Summary of Chapter L: Esther’s Narrative
Caddy and Prince Turveydrop have a baby girl and name her after Esther. Caddy however, remains ill and feels she will get better if Esther visits her. Esther visits her three times, and then Mr. Jarndyce decides they should move to their London quarters, so it will be easier for Esther. Both Caddy and the baby are frail, and Esther spends a good part of every day nursing them. Mr. Jarndyce also arranges for Woodcourt to be Caddy’s doctor, and his attention brings her to full health.
Esther and Woodcourt meet often at Caddy’s, and Esther decides she must make it clear to Ada and Caddy that she is engaged. During this time Esther does not spend much time with Ada but notices their relationship has changed. Ada is quiet and does not communicate. She seems full of a sorrow, but Esther does not ask her about it; she tries to cheer her up. Mr. Jarndyce says that Mr. Woodcourt “seems half inclined for another voyage” (p. 520).
Commentary on Chapter L

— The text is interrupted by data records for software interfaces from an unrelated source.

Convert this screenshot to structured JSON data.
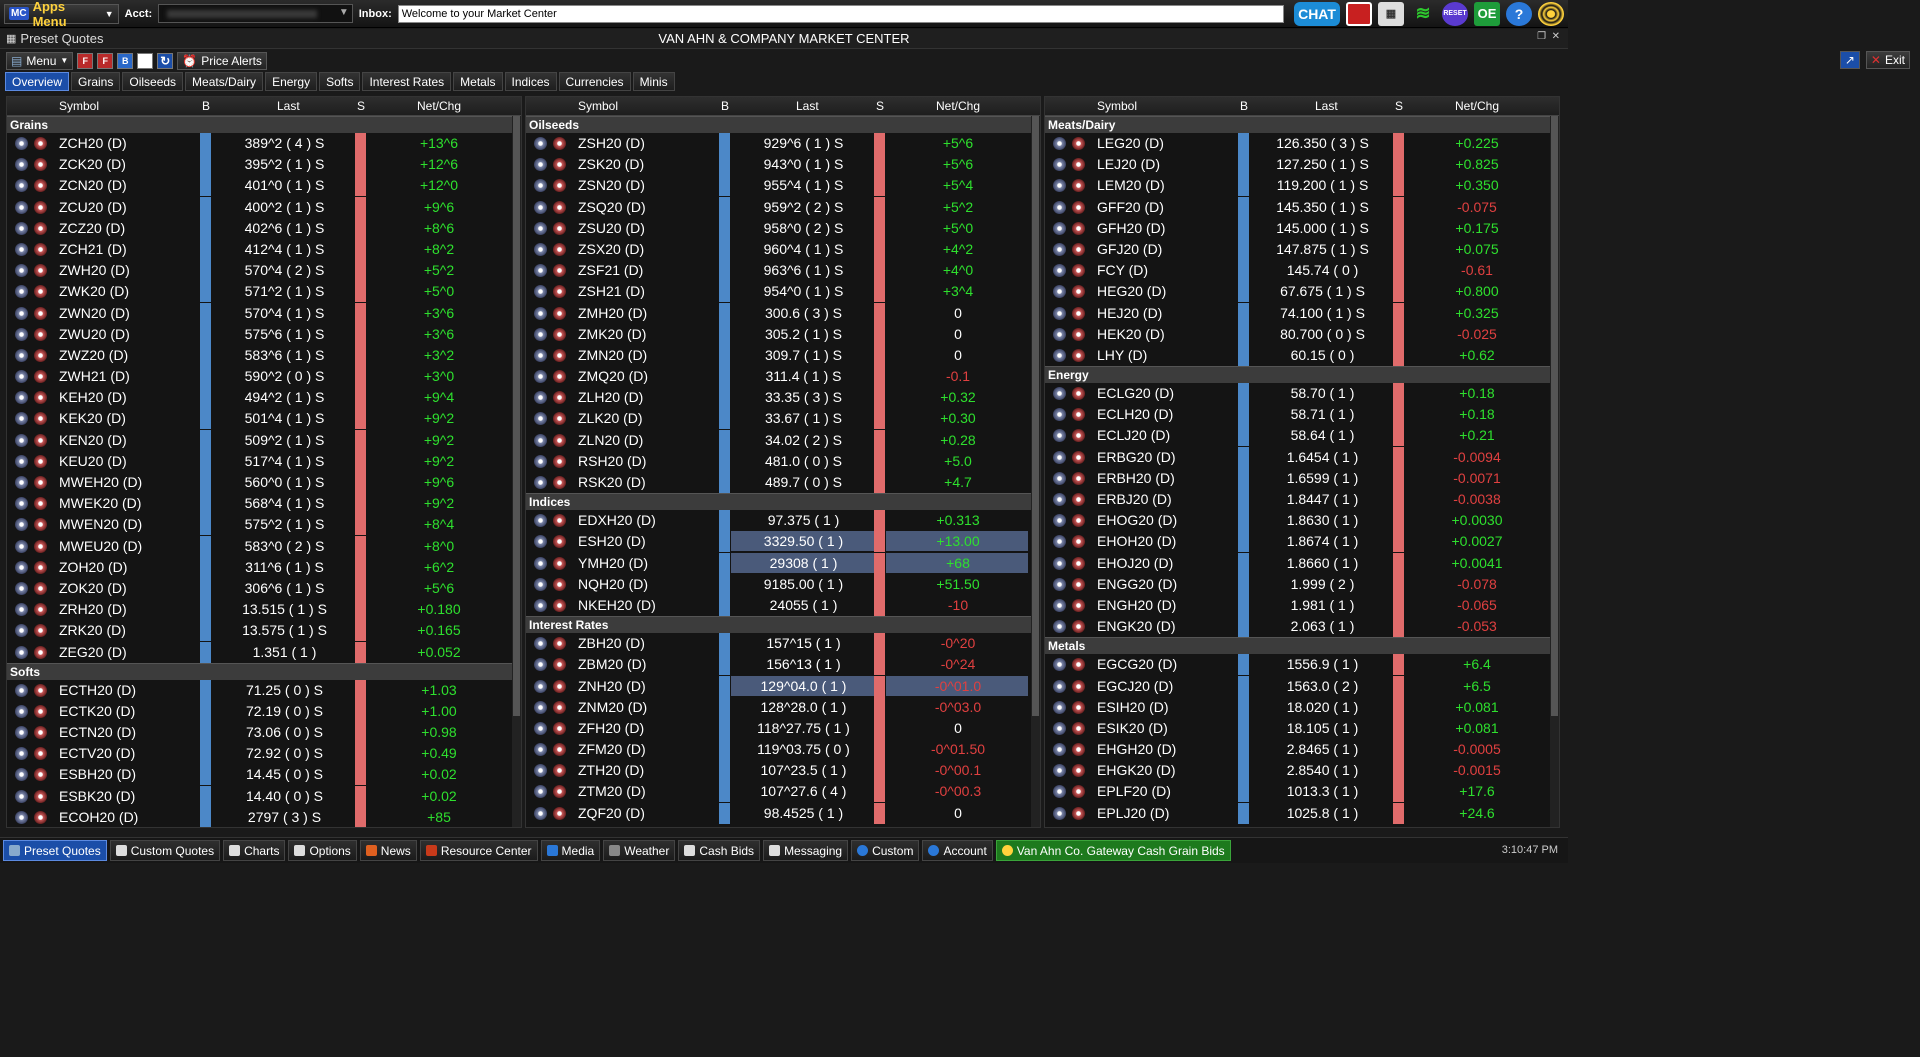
{
  "topbar": {
    "apps_menu": "Apps Menu",
    "apps_prefix": "MC",
    "acct_label": "Acct:",
    "inbox_label": "Inbox:",
    "inbox_value": "Welcome to your Market Center",
    "chat": "CHAT",
    "oe": "OE"
  },
  "window": {
    "name": "Preset Quotes",
    "title": "VAN AHN & COMPANY MARKET CENTER"
  },
  "toolbar": {
    "menu": "Menu",
    "price_alerts": "Price Alerts",
    "exit": "Exit",
    "f1": "F",
    "f2": "F",
    "b": "B"
  },
  "tabs": [
    "Overview",
    "Grains",
    "Oilseeds",
    "Meats/Dairy",
    "Energy",
    "Softs",
    "Interest Rates",
    "Metals",
    "Indices",
    "Currencies",
    "Minis"
  ],
  "columns": {
    "symbol": "Symbol",
    "b": "B",
    "last": "Last",
    "s": "S",
    "netchg": "Net/Chg"
  },
  "panels": [
    {
      "sections": [
        {
          "name": "Grains",
          "rows": [
            [
              "ZCH20 (D)",
              "389^2 ( 4 )  S",
              "+13^6",
              "up"
            ],
            [
              "ZCK20 (D)",
              "395^2 ( 1 )  S",
              "+12^6",
              "up"
            ],
            [
              "ZCN20 (D)",
              "401^0 ( 1 )  S",
              "+12^0",
              "up"
            ],
            [
              "ZCU20 (D)",
              "400^2 ( 1 )  S",
              "+9^6",
              "up"
            ],
            [
              "ZCZ20 (D)",
              "402^6 ( 1 )  S",
              "+8^6",
              "up"
            ],
            [
              "ZCH21 (D)",
              "412^4 ( 1 )  S",
              "+8^2",
              "up"
            ],
            [
              "ZWH20 (D)",
              "570^4 ( 2 )  S",
              "+5^2",
              "up"
            ],
            [
              "ZWK20 (D)",
              "571^2 ( 1 )  S",
              "+5^0",
              "up"
            ],
            [
              "ZWN20 (D)",
              "570^4 ( 1 )  S",
              "+3^6",
              "up"
            ],
            [
              "ZWU20 (D)",
              "575^6 ( 1 )  S",
              "+3^6",
              "up"
            ],
            [
              "ZWZ20 (D)",
              "583^6 ( 1 )  S",
              "+3^2",
              "up"
            ],
            [
              "ZWH21 (D)",
              "590^2 ( 0 )  S",
              "+3^0",
              "up"
            ],
            [
              "KEH20 (D)",
              "494^2 ( 1 )  S",
              "+9^4",
              "up"
            ],
            [
              "KEK20 (D)",
              "501^4 ( 1 )  S",
              "+9^2",
              "up"
            ],
            [
              "KEN20 (D)",
              "509^2 ( 1 )  S",
              "+9^2",
              "up"
            ],
            [
              "KEU20 (D)",
              "517^4 ( 1 )  S",
              "+9^2",
              "up"
            ],
            [
              "MWEH20 (D)",
              "560^0 ( 1 )  S",
              "+9^6",
              "up"
            ],
            [
              "MWEK20 (D)",
              "568^4 ( 1 )  S",
              "+9^2",
              "up"
            ],
            [
              "MWEN20 (D)",
              "575^2 ( 1 )  S",
              "+8^4",
              "up"
            ],
            [
              "MWEU20 (D)",
              "583^0 ( 2 )  S",
              "+8^0",
              "up"
            ],
            [
              "ZOH20 (D)",
              "311^6 ( 1 )  S",
              "+6^2",
              "up"
            ],
            [
              "ZOK20 (D)",
              "306^6 ( 1 )  S",
              "+5^6",
              "up"
            ],
            [
              "ZRH20 (D)",
              "13.515 ( 1 )  S",
              "+0.180",
              "up"
            ],
            [
              "ZRK20 (D)",
              "13.575 ( 1 )  S",
              "+0.165",
              "up"
            ],
            [
              "ZEG20 (D)",
              "1.351 ( 1 )",
              "+0.052",
              "up"
            ]
          ]
        },
        {
          "name": "Softs",
          "rows": [
            [
              "ECTH20 (D)",
              "71.25 ( 0 )  S",
              "+1.03",
              "up"
            ],
            [
              "ECTK20 (D)",
              "72.19 ( 0 )  S",
              "+1.00",
              "up"
            ],
            [
              "ECTN20 (D)",
              "73.06 ( 0 )  S",
              "+0.98",
              "up"
            ],
            [
              "ECTV20 (D)",
              "72.92 ( 0 )  S",
              "+0.49",
              "up"
            ],
            [
              "ESBH20 (D)",
              "14.45 ( 0 )  S",
              "+0.02",
              "up"
            ],
            [
              "ESBK20 (D)",
              "14.40 ( 0 )  S",
              "+0.02",
              "up"
            ],
            [
              "ECOH20 (D)",
              "2797 ( 3 )  S",
              "+85",
              "up"
            ]
          ]
        }
      ]
    },
    {
      "sections": [
        {
          "name": "Oilseeds",
          "rows": [
            [
              "ZSH20 (D)",
              "929^6 ( 1 )  S",
              "+5^6",
              "up"
            ],
            [
              "ZSK20 (D)",
              "943^0 ( 1 )  S",
              "+5^6",
              "up"
            ],
            [
              "ZSN20 (D)",
              "955^4 ( 1 )  S",
              "+5^4",
              "up"
            ],
            [
              "ZSQ20 (D)",
              "959^2 ( 2 )  S",
              "+5^2",
              "up"
            ],
            [
              "ZSU20 (D)",
              "958^0 ( 2 )  S",
              "+5^0",
              "up"
            ],
            [
              "ZSX20 (D)",
              "960^4 ( 1 )  S",
              "+4^2",
              "up"
            ],
            [
              "ZSF21 (D)",
              "963^6 ( 1 )  S",
              "+4^0",
              "up"
            ],
            [
              "ZSH21 (D)",
              "954^0 ( 1 )  S",
              "+3^4",
              "up"
            ],
            [
              "ZMH20 (D)",
              "300.6 ( 3 )  S",
              "0",
              "nc"
            ],
            [
              "ZMK20 (D)",
              "305.2 ( 1 )  S",
              "0",
              "nc"
            ],
            [
              "ZMN20 (D)",
              "309.7 ( 1 )  S",
              "0",
              "nc"
            ],
            [
              "ZMQ20 (D)",
              "311.4 ( 1 )  S",
              "-0.1",
              "dn"
            ],
            [
              "ZLH20 (D)",
              "33.35 ( 3 )  S",
              "+0.32",
              "up"
            ],
            [
              "ZLK20 (D)",
              "33.67 ( 1 )  S",
              "+0.30",
              "up"
            ],
            [
              "ZLN20 (D)",
              "34.02 ( 2 )  S",
              "+0.28",
              "up"
            ],
            [
              "RSH20 (D)",
              "481.0 ( 0 )  S",
              "+5.0",
              "up"
            ],
            [
              "RSK20 (D)",
              "489.7 ( 0 )  S",
              "+4.7",
              "up"
            ]
          ]
        },
        {
          "name": "Indices",
          "rows": [
            [
              "EDXH20 (D)",
              "97.375 ( 1 )",
              "+0.313",
              "up"
            ],
            [
              "ESH20 (D)",
              "3329.50 ( 1 )",
              "+13.00",
              "up",
              "hl"
            ],
            [
              "YMH20 (D)",
              "29308 ( 1 )",
              "+68",
              "up",
              "hl"
            ],
            [
              "NQH20 (D)",
              "9185.00 ( 1 )",
              "+51.50",
              "up"
            ],
            [
              "NKEH20 (D)",
              "24055 ( 1 )",
              "-10",
              "dn"
            ]
          ]
        },
        {
          "name": "Interest Rates",
          "rows": [
            [
              "ZBH20 (D)",
              "157^15 ( 1 )",
              "-0^20",
              "dn"
            ],
            [
              "ZBM20 (D)",
              "156^13 ( 1 )",
              "-0^24",
              "dn"
            ],
            [
              "ZNH20 (D)",
              "129^04.0 ( 1 )",
              "-0^01.0",
              "dn",
              "hl"
            ],
            [
              "ZNM20 (D)",
              "128^28.0 ( 1 )",
              "-0^03.0",
              "dn"
            ],
            [
              "ZFH20 (D)",
              "118^27.75 ( 1 )",
              "0",
              "nc"
            ],
            [
              "ZFM20 (D)",
              "119^03.75 ( 0 )",
              "-0^01.50",
              "dn"
            ],
            [
              "ZTH20 (D)",
              "107^23.5 ( 1 )",
              "-0^00.1",
              "dn"
            ],
            [
              "ZTM20 (D)",
              "107^27.6 ( 4 )",
              "-0^00.3",
              "dn"
            ],
            [
              "ZQF20 (D)",
              "98.4525 ( 1 )",
              "0",
              "nc"
            ]
          ]
        }
      ]
    },
    {
      "sections": [
        {
          "name": "Meats/Dairy",
          "rows": [
            [
              "LEG20 (D)",
              "126.350 ( 3 )  S",
              "+0.225",
              "up"
            ],
            [
              "LEJ20 (D)",
              "127.250 ( 1 )  S",
              "+0.825",
              "up"
            ],
            [
              "LEM20 (D)",
              "119.200 ( 1 )  S",
              "+0.350",
              "up"
            ],
            [
              "GFF20 (D)",
              "145.350 ( 1 )  S",
              "-0.075",
              "dn"
            ],
            [
              "GFH20 (D)",
              "145.000 ( 1 )  S",
              "+0.175",
              "up"
            ],
            [
              "GFJ20 (D)",
              "147.875 ( 1 )  S",
              "+0.075",
              "up"
            ],
            [
              "FCY (D)",
              "145.74 ( 0 )",
              "-0.61",
              "dn"
            ],
            [
              "HEG20 (D)",
              "67.675 ( 1 )  S",
              "+0.800",
              "up"
            ],
            [
              "HEJ20 (D)",
              "74.100 ( 1 )  S",
              "+0.325",
              "up"
            ],
            [
              "HEK20 (D)",
              "80.700 ( 0 )  S",
              "-0.025",
              "dn"
            ],
            [
              "LHY (D)",
              "60.15 ( 0 )",
              "+0.62",
              "up"
            ]
          ]
        },
        {
          "name": "Energy",
          "rows": [
            [
              "ECLG20 (D)",
              "58.70 ( 1 )",
              "+0.18",
              "up"
            ],
            [
              "ECLH20 (D)",
              "58.71 ( 1 )",
              "+0.18",
              "up"
            ],
            [
              "ECLJ20 (D)",
              "58.64 ( 1 )",
              "+0.21",
              "up"
            ],
            [
              "ERBG20 (D)",
              "1.6454 ( 1 )",
              "-0.0094",
              "dn"
            ],
            [
              "ERBH20 (D)",
              "1.6599 ( 1 )",
              "-0.0071",
              "dn"
            ],
            [
              "ERBJ20 (D)",
              "1.8447 ( 1 )",
              "-0.0038",
              "dn"
            ],
            [
              "EHOG20 (D)",
              "1.8630 ( 1 )",
              "+0.0030",
              "up"
            ],
            [
              "EHOH20 (D)",
              "1.8674 ( 1 )",
              "+0.0027",
              "up"
            ],
            [
              "EHOJ20 (D)",
              "1.8660 ( 1 )",
              "+0.0041",
              "up"
            ],
            [
              "ENGG20 (D)",
              "1.999 ( 2 )",
              "-0.078",
              "dn"
            ],
            [
              "ENGH20 (D)",
              "1.981 ( 1 )",
              "-0.065",
              "dn"
            ],
            [
              "ENGK20 (D)",
              "2.063 ( 1 )",
              "-0.053",
              "dn"
            ]
          ]
        },
        {
          "name": "Metals",
          "rows": [
            [
              "EGCG20 (D)",
              "1556.9 ( 1 )",
              "+6.4",
              "up"
            ],
            [
              "EGCJ20 (D)",
              "1563.0 ( 2 )",
              "+6.5",
              "up"
            ],
            [
              "ESIH20 (D)",
              "18.020 ( 1 )",
              "+0.081",
              "up"
            ],
            [
              "ESIK20 (D)",
              "18.105 ( 1 )",
              "+0.081",
              "up"
            ],
            [
              "EHGH20 (D)",
              "2.8465 ( 1 )",
              "-0.0005",
              "dn"
            ],
            [
              "EHGK20 (D)",
              "2.8540 ( 1 )",
              "-0.0015",
              "dn"
            ],
            [
              "EPLF20 (D)",
              "1013.3 ( 1 )",
              "+17.6",
              "up"
            ],
            [
              "EPLJ20 (D)",
              "1025.8 ( 1 )",
              "+24.6",
              "up"
            ]
          ]
        }
      ]
    }
  ],
  "taskbar": [
    "Preset Quotes",
    "Custom Quotes",
    "Charts",
    "Options",
    "News",
    "Resource Center",
    "Media",
    "Weather",
    "Cash Bids",
    "Messaging",
    "Custom",
    "Account",
    "Van Ahn Co. Gateway Cash Grain Bids"
  ],
  "clock": "3:10:47 PM",
  "colors": {
    "up": "#2ee02e",
    "down": "#e04040",
    "accent": "#1b4ea8"
  }
}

Esther hints more than she reveals, making the reader guess what is going on in the background. Ada is keeping a secret from Esther, who is too preoccupied with Caddy to get her to confide. One can guess it has to do with Richard. She keeps one hand hidden beneath her pillow.

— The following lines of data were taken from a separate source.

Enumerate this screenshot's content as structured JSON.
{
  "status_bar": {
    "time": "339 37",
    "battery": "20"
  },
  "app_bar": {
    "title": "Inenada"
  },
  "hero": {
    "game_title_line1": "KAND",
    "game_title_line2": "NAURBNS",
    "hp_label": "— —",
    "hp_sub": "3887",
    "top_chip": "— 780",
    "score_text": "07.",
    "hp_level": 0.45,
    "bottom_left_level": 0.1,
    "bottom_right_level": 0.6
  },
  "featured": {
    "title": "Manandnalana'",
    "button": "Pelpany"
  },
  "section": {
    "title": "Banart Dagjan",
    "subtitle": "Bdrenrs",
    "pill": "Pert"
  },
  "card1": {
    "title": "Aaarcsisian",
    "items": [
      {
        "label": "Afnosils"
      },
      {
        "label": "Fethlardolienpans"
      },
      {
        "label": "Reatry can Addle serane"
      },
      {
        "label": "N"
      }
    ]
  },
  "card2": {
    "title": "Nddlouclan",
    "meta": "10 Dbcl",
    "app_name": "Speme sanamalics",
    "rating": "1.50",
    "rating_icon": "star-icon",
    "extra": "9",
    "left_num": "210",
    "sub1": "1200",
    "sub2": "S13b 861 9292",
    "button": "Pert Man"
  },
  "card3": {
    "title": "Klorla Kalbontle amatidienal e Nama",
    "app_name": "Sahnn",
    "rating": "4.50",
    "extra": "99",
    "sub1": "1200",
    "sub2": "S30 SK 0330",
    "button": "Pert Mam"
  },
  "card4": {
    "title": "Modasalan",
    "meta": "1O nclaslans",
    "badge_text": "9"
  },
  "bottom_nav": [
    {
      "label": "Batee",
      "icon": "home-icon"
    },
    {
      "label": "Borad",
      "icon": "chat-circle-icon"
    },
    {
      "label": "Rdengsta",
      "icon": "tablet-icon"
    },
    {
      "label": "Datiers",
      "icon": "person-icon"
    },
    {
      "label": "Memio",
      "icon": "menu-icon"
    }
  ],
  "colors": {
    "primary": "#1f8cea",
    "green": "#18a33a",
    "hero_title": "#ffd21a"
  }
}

When Jarndyce mentions he wants to call in Woodcourt on Caddy’s behalf, Esther is flustered: “all that I had had in my mind in connexion with Mr. Woodcourt seemed to come back and confuse me” (p. 516). Esther’s delicate timing about announcing her engagement to her friends seems to be bound up with her meeting Woodcourt so often. It seems there is still some feeling between them, and she is trying to make clear her own intentions.
Mr. Jarndyce asks Esther if Woodcourt has any great disappointment in the world. She says she knows of none. Jarndyce would like to offer help to the young man but does not know how. His mentioning he might go to sea confirms the idea he could be disappointed in love.